The code above uses the renderer method to create a ‘snapshot’ of your component given a set of inputs (`mockProps` in this case). When the toMatchSnapshot() function is first run, it generates a snapshot folder and file that is a JSON representation of the HTML your component renders. Every time it is run afterward, it checks to see if there are any changes in the generated HTML. So, if my component generates <div>{user.name}</div> and I change that to <span>{user.name}></span> or <div>{user.email}</div>, the toMatchSnapshot() test will fail.

However, the nice thing about using snapshots is that it will print out a diff of the changes that have been made and give you the option to automatically update the snapshot to reflect those changes. Unlike using a basic matching test to test your UI, you can test it all at once and automatically update the snapshot instead of having to manually re-write a bunch of tests when the UI does change.

React Testing Library and Enzyme — I haven’t done extensive research, but as far as I can tell, React Testing Library and Enzyme serve the same purpose. Most of the things I was able to do with React Testing Library I was able to do with Enzyme and vice versa. Some of those things are easier or more janky depending on which library you pick. Broadly speaking, I used each to:

  • Render components and Find DOM elements (nodes)

Render components and Find DOM elements (nodes) — When Enzyme and React Testing Library ‘render’ a component they simulate the ReactDOM.render() which renders your actual code. With React Testing Library you render components with the render method. For example:

Component.test.jsimport { render } from ‘@testing-library/react’...const { getByTestId } = render(<Component {…mockProps} />)
expect(getByTestId(‘idValue’)).toHaveTextContent(‘[what you expect to be displayed]’)

Here, the render function returns an object with several queries you can run against the rendered component. In this case, we use destructuring assignment to pull out the getByTestIdfunction (a list of these queries and what they return can be found here). getByTestId allows you to find an HTML element that has been rendered with the data-testid attribute set to whatever value you pass into getByTestId().

With Enzyme, rendering is done with either the shallow or mount functions, and you would find a DOM element with .find(). The equivalent of the code above would be:

import { shallow } from ‘enzyme’...const wrapper = shallow(<Component {…mockProps} />)
expect(wrapper.find(“[data-testid] = ‘idValue’”).toHaveTextContent(‘[what you expect to be displayed]’)

Simulate/Fire Events — One of the other basic things these libraries allow you to do is simulate user interaction with DOM nodes. The basic pattern in that you first find a node that has some DOM event associated with it, then trigger that event, and last check to see if the expected change occurred. For example with react-testing-library this might look like:
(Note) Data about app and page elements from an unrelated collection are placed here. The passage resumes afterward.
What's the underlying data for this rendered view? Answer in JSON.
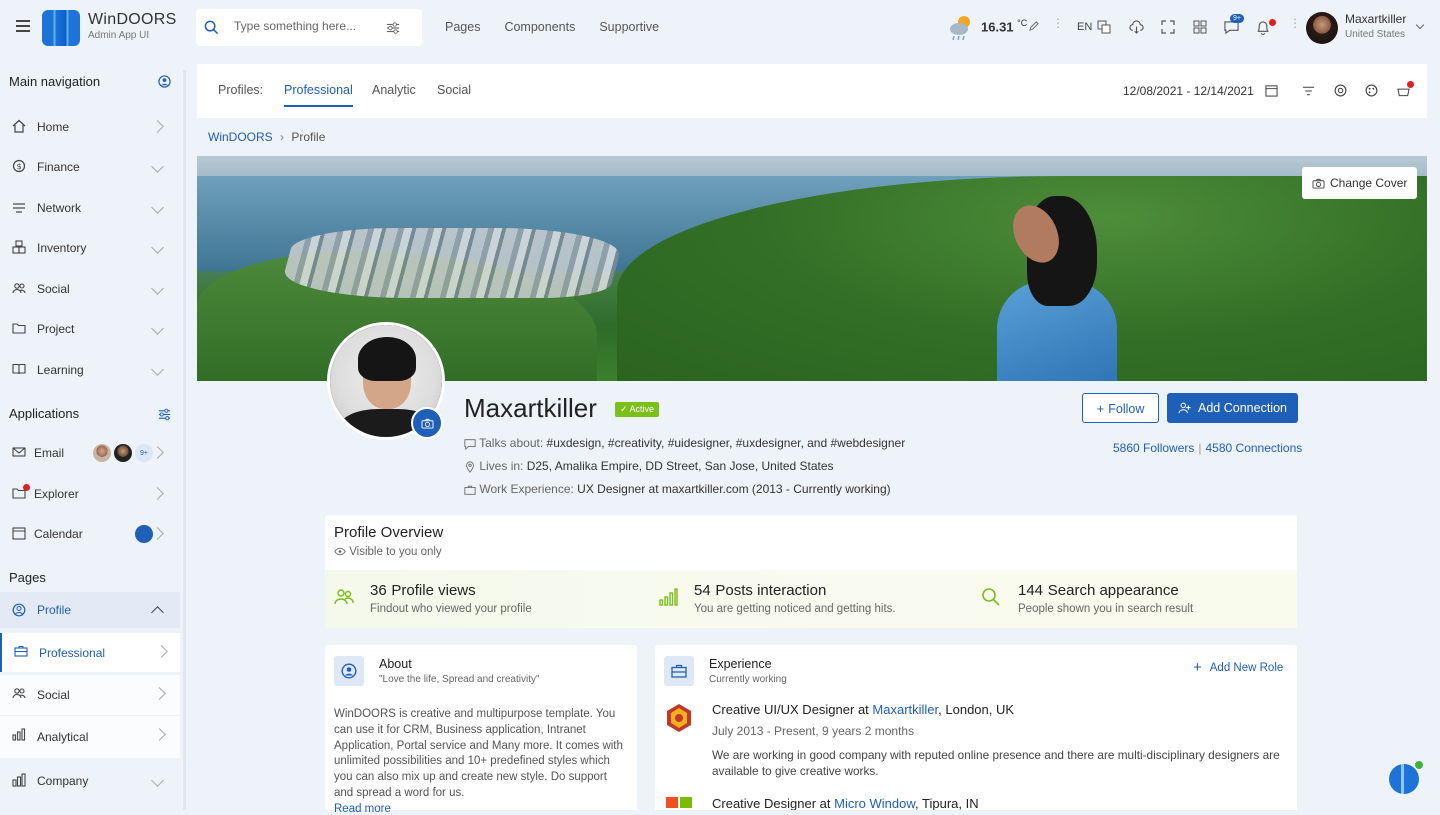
{
  "app": {
    "name": "WinDOORS",
    "subtitle": "Admin App UI"
  },
  "search": {
    "placeholder": "Type something here..."
  },
  "topnav": [
    "Pages",
    "Components",
    "Supportive"
  ],
  "weather": {
    "temp": "16.31",
    "unit": "°C"
  },
  "lang": "EN",
  "notifications": {
    "messages_badge": "9+"
  },
  "user": {
    "name": "Maxartkiller",
    "location": "United States"
  },
  "sidebar": {
    "main_heading": "Main navigation",
    "main_items": [
      "Home",
      "Finance",
      "Network",
      "Inventory",
      "Social",
      "Project",
      "Learning"
    ],
    "apps_heading": "Applications",
    "app_items": [
      "Email",
      "Explorer",
      "Calendar"
    ],
    "email_badge": "9+",
    "pages_heading": "Pages",
    "page_items": [
      "Profile",
      "Professional",
      "Social",
      "Analytical",
      "Company"
    ]
  },
  "tabs": {
    "label": "Profiles:",
    "items": [
      "Professional",
      "Analytic",
      "Social"
    ],
    "active": "Professional"
  },
  "daterange": "12/08/2021 - 12/14/2021",
  "breadcrumb": {
    "root": "WinDOORS",
    "sep": "›",
    "current": "Profile"
  },
  "cover": {
    "change_label": "Change Cover"
  },
  "profile": {
    "name": "Maxartkiller",
    "status": "Active",
    "talks_label": "Talks about:",
    "talks": "#uxdesign, #creativity, #uidesigner, #uxdesigner, and #webdesigner",
    "lives_label": "Lives in:",
    "lives": "D25, Amalika Empire, DD Street, San Jose, United States",
    "work_label": "Work Experience:",
    "work": "UX Designer at maxartkiller.com (2013 - Currently working)",
    "follow_label": "Follow",
    "add_connection_label": "Add Connection",
    "followers": "5860 Followers",
    "connections_sep": "|",
    "connections": "4580 Connections"
  },
  "overview": {
    "title": "Profile Overview",
    "visibility": "Visible to you only",
    "stats": [
      {
        "num": "36",
        "label": "Profile views",
        "desc": "Findout who viewed your profile"
      },
      {
        "num": "54",
        "label": "Posts interaction",
        "desc": "You are getting noticed and getting hits."
      },
      {
        "num": "144",
        "label": "Search appearance",
        "desc": "People shown you in search result"
      }
    ]
  },
  "about": {
    "title": "About",
    "quote": "\"Love the life, Spread and creativity\"",
    "text": "WinDOORS is creative and multipurpose template. You can use it for CRM, Business application, Intranet Application, Portal service and Many more. It comes with unlimited possibilities and 10+ predefined styles which you can also mix up and create new style. Do support and spread a word for us.",
    "readmore": "Read more"
  },
  "experience": {
    "title": "Experience",
    "subtitle": "Currently working",
    "add_label": "Add New Role",
    "jobs": [
      {
        "role": "Creative UI/UX Designer at ",
        "company": "Maxartkiller",
        "location": ", London, UK",
        "date": "July 2013 - Present, 9 years 2 months",
        "desc": "We are working in good company with reputed online presence and there are multi-disciplinary designers are available to give creative works."
      },
      {
        "role": "Creative Designer at ",
        "company": "Micro Window",
        "location": ", Tipura, IN"
      }
    ]
  },
  "colors": {
    "accent": "#1e5fb8",
    "active": "#7bbf1a",
    "alert": "#e02020"
  }
}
const { getByTestId } = render(<Component {…mockProps} />)


I initially intended to include some other topics in this blog post, like testing Routing and testing components that utilize Redux, but I think it’s best to save those topics for other posts, as there is plenty of content here. I will link to those future posts here, once I’ve written them.

Recent graduate of the Flatiron Software Engineering program. Former startup CEO and product manager. Writing about tech.